The current state of media and marketing is constantly changing. And a forward-thinking approach is necessary. Here are 5 tips to stay ahead:
1. Create More Opportunity
You have the ability to make useful things faster and better than any corporation.
Relying on publicity to get attention is like bungee jumping off a bridge. The adrenaline is groovy, and Cloud 9 is fun. But…then what?
Publicity can bring opportunity. But it shouldn’t be your only path. Why?
Fame is fleeting. You want to bubble up from the bottom, not float down from the top.
Photo credit: Alba Soler Photography
Build permanent value with your community. It’ll be more valuable than any temporary spotlight.
2. Process vs. Results
It’s about the results. But…
It’s also about the process to getting there. You need resilience. Because perfect today doesn’t mean perfect forever.
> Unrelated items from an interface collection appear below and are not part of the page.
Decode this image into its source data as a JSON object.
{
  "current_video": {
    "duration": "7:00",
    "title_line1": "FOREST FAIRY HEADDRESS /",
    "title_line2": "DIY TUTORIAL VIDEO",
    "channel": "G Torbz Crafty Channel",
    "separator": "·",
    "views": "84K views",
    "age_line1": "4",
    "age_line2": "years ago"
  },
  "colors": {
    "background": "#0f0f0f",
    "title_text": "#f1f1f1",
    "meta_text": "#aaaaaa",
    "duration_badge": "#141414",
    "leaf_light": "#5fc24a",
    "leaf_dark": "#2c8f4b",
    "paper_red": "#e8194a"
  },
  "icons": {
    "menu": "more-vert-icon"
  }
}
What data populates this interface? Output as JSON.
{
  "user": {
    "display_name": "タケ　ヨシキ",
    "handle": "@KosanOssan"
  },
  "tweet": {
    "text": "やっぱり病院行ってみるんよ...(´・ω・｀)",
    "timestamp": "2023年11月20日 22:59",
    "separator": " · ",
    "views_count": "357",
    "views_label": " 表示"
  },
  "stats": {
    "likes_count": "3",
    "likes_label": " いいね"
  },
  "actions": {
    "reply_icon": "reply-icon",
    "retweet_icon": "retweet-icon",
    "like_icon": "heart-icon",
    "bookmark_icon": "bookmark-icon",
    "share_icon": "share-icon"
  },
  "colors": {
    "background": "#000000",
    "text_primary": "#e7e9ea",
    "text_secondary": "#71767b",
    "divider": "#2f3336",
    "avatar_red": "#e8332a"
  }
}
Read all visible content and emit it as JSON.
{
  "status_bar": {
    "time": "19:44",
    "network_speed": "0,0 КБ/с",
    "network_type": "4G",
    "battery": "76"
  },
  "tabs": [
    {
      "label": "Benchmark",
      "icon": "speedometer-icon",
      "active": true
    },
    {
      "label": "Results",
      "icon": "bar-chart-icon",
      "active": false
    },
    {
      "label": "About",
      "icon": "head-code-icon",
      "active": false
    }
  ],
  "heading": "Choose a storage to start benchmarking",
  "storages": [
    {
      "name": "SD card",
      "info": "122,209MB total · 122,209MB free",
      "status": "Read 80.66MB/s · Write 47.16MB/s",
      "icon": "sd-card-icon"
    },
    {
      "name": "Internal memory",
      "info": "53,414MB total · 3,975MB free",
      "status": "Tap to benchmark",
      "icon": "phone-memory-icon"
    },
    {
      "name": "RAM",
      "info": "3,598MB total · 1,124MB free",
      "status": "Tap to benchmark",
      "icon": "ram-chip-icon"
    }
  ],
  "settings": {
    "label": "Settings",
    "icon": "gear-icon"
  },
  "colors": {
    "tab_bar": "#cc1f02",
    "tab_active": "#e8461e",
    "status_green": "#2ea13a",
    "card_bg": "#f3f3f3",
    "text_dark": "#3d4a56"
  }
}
If something isn’t working, change. But don’t expect overnight success. Create benchmarks. Ask questions. And learn how to tell better stories throughout the process.
Success is elusive. To last today you’ve got to be better than ever before. If you break through immediately, follow up just as good.
3. Macro vs. Micro
If you don’t have a macro-level view for how the house will look, all you’ll do is make noise. And who wants that?
Remember that tools are only “shiny objects” until they help you get to where you need to be.
Where do you need to be? 61% of small businesses don’t see any return on investment. This is largely because many businesses operate in a silo. Or they operate exclusively on social media – which is the most dangerous threat to your online marketing efforts.
Photo credit: PropagandaTimes
Social media should integrate with other marketing techniques already proven to work.
If you’re able to see the macro-level, you’ll see results. But only if you act.
4. Don’t farm out social media or your website to your intern.
Hire a professional. But try to avoid the gurus or fauxperts.
Build an experience. And don’t sacrifice value - even if it means you’ve found a cheaper cost.
5. Resonate vs. Regulate
Let’s be clear: you’re only allowed to regulate if you’re Warren G. You can’t be any geek off the street.
Here’s why: When you regulate, you control or direct according to rule or law. But when you resonate, you evoke memories and emotions.
This may require breaking out of the “old HR” and developing a culture. When employees know they fit into the growth and success of the company, it leads to high engagement and shared purpose.
Photo credit: kylesteed
Warby Parker transformed a product that could easily be boring (prescription eyewear) and created a culture based on the unexpected. They communicate on multi-channels with fun, entertaining content that fascinates. For example, here’s a customer with a question on Twitter (completely unrelated to eye glasses). And here’s how they responded on YouTube.
The employer and employee relationship is one of mutual cooperation. Create a partnership where your business gets the consent and cooperation of its employees. Put your employees on the front lines and tell them to have fun.
Resonate with your people. Leave the regulating to Warren G.
How do you stay ahead when marketing your business? Please comment below.